The idea of combining the instruments oboe, horn, and harpsichord, inspired Thomas Adès to write his Sonata da Caccia, and the combination of the instruments trumpet, clarinet, bassoon and piano, inspired Marc-André Dalbavie to write his Axiom.[11]

The Australian composer Lyle Chan has written three sonatas for the same combinations of instruments as in the three unfinished Debussy sonatas.[12]


  • Lockspeiser, Edward; Halbreich, Harry (1980). Claude Debussy (in French). Paris: Fayard. p. 823. ISBN 2-213-00921-X.

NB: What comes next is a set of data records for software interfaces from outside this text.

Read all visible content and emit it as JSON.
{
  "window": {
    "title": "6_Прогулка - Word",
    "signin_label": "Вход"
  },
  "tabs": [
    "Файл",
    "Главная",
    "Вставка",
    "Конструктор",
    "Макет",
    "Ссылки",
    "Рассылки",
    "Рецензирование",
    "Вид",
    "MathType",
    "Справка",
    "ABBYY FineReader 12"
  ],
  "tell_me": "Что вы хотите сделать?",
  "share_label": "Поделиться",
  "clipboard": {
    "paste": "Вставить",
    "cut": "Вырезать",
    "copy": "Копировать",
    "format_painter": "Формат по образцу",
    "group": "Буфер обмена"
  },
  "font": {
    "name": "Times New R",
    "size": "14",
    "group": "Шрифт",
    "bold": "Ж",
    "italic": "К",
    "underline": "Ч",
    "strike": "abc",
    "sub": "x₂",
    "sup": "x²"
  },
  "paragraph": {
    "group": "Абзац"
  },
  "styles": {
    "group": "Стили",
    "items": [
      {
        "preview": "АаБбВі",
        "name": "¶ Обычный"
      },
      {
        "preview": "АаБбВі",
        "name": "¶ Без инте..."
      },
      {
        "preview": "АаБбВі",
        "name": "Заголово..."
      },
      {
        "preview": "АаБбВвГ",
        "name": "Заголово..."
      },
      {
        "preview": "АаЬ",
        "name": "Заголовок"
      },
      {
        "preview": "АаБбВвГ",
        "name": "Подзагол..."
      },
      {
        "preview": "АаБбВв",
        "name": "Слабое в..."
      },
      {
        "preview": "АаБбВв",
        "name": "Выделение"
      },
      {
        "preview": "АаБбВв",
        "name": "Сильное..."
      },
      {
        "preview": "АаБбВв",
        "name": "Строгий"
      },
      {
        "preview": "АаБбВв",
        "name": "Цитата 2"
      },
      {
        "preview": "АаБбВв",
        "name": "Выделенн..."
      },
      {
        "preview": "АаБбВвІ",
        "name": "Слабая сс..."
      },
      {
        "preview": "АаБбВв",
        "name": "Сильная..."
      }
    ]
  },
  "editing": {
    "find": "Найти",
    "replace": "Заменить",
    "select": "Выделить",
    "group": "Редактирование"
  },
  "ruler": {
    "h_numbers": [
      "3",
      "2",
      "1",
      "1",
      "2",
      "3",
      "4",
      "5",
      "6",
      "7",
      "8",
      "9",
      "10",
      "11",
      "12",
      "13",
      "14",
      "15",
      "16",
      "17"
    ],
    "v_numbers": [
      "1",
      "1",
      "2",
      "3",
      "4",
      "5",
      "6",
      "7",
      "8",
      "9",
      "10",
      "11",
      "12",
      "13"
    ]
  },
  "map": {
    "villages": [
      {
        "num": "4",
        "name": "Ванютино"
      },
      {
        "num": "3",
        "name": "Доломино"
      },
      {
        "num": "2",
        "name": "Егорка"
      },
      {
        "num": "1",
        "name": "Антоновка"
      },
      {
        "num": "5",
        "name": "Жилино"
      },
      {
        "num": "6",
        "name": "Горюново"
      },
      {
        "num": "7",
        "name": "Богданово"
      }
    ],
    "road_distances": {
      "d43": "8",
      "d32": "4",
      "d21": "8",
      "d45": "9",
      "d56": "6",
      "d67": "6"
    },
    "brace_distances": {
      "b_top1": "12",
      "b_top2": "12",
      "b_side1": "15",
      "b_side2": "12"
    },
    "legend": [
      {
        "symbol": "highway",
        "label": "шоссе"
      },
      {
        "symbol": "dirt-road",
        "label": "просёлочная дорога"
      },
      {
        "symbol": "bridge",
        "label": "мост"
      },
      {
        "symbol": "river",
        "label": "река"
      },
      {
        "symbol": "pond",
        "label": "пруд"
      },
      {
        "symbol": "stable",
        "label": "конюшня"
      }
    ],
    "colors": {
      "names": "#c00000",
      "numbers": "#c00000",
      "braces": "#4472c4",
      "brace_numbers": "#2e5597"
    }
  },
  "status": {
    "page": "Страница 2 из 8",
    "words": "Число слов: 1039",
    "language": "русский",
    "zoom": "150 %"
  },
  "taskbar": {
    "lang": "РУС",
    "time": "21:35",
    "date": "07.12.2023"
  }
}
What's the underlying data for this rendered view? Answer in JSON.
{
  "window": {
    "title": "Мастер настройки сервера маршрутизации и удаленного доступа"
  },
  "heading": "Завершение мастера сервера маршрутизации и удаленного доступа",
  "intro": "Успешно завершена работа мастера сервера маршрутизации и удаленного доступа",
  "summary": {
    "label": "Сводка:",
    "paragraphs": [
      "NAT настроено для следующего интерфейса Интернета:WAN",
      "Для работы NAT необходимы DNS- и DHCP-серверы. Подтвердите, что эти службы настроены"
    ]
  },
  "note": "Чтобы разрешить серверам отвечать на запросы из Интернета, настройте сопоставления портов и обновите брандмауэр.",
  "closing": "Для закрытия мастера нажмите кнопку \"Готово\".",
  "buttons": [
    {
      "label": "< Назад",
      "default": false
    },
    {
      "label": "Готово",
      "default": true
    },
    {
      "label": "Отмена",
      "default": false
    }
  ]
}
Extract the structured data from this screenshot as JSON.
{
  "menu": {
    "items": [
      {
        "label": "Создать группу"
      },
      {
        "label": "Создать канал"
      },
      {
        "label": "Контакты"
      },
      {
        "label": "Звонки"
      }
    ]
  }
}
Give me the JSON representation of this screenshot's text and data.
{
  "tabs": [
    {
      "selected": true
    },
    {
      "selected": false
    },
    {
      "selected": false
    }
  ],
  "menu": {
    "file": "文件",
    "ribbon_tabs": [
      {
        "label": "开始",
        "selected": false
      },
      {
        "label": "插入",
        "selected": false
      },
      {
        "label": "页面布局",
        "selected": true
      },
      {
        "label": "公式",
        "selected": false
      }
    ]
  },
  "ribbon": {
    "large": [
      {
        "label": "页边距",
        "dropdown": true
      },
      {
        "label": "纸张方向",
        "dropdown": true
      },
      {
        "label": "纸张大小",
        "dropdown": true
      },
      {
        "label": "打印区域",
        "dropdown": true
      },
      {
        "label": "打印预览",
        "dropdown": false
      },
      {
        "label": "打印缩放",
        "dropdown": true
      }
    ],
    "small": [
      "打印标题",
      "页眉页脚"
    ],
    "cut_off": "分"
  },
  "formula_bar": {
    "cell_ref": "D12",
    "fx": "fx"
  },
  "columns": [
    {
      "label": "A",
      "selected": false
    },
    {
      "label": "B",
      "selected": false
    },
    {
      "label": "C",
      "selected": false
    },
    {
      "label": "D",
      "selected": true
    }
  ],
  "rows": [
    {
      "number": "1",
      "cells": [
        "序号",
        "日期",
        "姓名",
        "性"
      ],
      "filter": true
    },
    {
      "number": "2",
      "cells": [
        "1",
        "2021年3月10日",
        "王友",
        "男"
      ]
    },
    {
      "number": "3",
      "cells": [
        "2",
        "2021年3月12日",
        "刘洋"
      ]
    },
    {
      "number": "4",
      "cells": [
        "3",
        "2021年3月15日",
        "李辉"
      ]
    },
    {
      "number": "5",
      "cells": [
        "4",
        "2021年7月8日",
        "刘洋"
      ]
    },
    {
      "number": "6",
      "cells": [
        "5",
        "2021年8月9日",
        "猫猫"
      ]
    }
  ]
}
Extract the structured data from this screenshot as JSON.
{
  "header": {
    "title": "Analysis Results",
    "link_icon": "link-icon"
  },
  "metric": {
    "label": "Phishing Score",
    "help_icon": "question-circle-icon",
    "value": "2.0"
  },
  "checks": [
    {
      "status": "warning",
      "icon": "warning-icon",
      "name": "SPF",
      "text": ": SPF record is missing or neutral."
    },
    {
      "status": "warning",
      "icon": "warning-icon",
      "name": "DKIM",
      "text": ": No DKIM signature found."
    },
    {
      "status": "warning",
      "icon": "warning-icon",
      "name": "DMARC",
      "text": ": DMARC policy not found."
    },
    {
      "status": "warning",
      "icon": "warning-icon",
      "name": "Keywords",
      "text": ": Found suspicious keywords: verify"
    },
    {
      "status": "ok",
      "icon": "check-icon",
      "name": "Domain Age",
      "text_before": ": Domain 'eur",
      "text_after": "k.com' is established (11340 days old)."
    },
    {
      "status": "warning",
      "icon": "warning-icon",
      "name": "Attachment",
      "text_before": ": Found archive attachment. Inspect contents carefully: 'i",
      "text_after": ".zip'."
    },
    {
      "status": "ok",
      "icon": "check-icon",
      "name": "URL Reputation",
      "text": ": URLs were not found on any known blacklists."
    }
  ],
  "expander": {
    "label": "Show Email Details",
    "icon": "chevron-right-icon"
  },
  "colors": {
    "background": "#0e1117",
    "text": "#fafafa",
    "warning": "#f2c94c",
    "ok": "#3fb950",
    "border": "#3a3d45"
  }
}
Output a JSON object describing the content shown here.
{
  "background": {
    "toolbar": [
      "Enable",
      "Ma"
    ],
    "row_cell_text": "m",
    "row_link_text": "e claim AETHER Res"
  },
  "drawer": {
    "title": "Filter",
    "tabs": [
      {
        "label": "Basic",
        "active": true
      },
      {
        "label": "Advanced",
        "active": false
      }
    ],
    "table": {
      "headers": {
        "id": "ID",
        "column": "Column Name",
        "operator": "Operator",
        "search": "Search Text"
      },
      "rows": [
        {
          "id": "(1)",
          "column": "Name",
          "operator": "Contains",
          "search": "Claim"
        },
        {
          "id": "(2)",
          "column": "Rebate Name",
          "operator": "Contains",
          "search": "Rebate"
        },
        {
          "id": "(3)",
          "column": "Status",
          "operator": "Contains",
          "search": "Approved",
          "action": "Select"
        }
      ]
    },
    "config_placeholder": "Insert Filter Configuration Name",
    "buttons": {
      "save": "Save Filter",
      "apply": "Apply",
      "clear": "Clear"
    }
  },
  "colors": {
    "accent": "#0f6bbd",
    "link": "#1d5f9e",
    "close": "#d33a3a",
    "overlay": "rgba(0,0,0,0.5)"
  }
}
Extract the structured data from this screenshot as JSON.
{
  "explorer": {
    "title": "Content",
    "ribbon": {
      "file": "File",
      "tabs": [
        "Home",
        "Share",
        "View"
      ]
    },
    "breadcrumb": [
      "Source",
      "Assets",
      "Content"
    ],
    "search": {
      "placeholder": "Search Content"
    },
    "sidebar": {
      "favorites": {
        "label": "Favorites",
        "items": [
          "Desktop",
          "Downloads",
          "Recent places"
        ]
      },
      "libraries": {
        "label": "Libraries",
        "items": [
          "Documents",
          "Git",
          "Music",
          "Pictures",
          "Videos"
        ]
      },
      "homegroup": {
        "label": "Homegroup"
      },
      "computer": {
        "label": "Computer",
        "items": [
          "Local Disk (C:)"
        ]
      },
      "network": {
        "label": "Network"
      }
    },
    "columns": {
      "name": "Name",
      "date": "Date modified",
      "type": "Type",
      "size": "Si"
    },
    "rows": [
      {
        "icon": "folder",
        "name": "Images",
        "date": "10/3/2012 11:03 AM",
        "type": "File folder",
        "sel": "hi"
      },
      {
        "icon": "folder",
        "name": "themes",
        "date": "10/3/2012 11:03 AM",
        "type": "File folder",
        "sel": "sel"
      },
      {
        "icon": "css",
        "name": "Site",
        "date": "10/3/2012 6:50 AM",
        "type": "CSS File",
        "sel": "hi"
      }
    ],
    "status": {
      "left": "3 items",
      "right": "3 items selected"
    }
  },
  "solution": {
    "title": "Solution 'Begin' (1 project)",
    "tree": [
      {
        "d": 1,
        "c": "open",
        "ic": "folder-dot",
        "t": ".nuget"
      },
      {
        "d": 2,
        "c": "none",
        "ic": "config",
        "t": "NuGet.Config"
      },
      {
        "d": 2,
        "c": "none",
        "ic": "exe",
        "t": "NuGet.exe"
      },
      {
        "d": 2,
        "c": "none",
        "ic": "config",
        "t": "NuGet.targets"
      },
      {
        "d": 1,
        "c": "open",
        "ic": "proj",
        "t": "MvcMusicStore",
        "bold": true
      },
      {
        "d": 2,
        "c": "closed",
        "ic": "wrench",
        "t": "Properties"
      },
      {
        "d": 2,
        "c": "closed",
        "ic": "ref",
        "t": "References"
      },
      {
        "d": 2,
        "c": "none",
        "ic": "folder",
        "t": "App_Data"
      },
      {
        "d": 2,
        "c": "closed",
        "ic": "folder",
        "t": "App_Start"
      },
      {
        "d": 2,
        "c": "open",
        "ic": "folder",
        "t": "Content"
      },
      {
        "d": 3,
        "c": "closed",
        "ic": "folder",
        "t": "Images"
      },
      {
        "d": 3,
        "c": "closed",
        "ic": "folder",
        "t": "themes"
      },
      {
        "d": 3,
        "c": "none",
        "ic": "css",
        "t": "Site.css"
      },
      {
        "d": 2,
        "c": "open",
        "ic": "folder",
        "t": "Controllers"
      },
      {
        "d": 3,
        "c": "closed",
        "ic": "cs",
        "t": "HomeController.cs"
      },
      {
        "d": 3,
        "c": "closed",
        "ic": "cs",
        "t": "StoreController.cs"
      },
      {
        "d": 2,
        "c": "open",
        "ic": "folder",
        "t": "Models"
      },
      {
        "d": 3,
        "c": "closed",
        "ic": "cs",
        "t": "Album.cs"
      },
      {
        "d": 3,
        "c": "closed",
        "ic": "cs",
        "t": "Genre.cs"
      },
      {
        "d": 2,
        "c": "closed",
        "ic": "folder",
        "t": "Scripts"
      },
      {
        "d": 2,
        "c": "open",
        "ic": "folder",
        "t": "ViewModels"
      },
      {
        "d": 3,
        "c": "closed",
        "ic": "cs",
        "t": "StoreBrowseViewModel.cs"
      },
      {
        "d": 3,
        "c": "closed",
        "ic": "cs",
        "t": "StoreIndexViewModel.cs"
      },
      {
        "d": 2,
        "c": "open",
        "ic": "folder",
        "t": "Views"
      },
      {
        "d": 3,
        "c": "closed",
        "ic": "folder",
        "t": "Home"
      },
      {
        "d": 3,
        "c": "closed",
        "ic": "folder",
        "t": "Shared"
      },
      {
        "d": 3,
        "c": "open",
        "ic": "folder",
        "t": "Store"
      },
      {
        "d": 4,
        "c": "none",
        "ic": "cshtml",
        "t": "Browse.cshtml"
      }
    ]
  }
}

  1. ^ Roger Nichols (ed.), Debussy Remembered (Faber and Faber, 1992), p. 242.
  2. ^ Sensbach 2001, p. 282
  3. ^ Moray Welsh. « Behind the Moon-eyed Mask ». The Strad (April – June 1992) Archived 22 March 2018 at the Wayback Machine and Antoine Pery. « Louis Rosoor et l'interprétation de la Sonate pour violoncelle et piano de Debussy », Cahiers Debussy n° 39 / 2015, Centre de documentation Claude Debussy Archived 18 June 2017 at the Wayback Machine, June 2016 (fr).
  4. ^ Nichols, Roger (28 April 1998). Nichols, Roger: The Life of Debussy (2001) p 158. ISBN 978-0-521-57887-5. Archived from the original on 22 May 2021. Retrieved 26 January 2020.
  5. ^ Walker 1988
  6. ^ Cited in Walker 1988
  7. ^ Sleeve note of the Supraphon CD (SU 3547-2 101)
  8. ^ Léon Vallas Claude Debussy et son temps. éd. Albin Michel, 1958 – 441 pages. page 412.
  9. ^ a b Henry Prunières La Revue musicale, Numéros 258 à 259. Éditions Richard-Masse, 1964. page 140 Archived 22 May 2021 at the Wayback Machine.
  10. ^ Christian Goubault Claude Debussy : la musique à vif. éd. Minerve, 2006. 236 pages ISBN 2-86931-102-8. page 44 Archived 22 May 2021 at the Wayback Machine.
  11. ^ "The Debussy "Six" – Music Mondays". 24 August 2016. Archived from the original on 16 September 2016. Retrieved 24 August 2016.
  12. ^ Australian National Academy of Music, "Music Makers", Vol. 26, May 2018, p. 3[full citation needed]

External linksEdit

Sheet musicEdit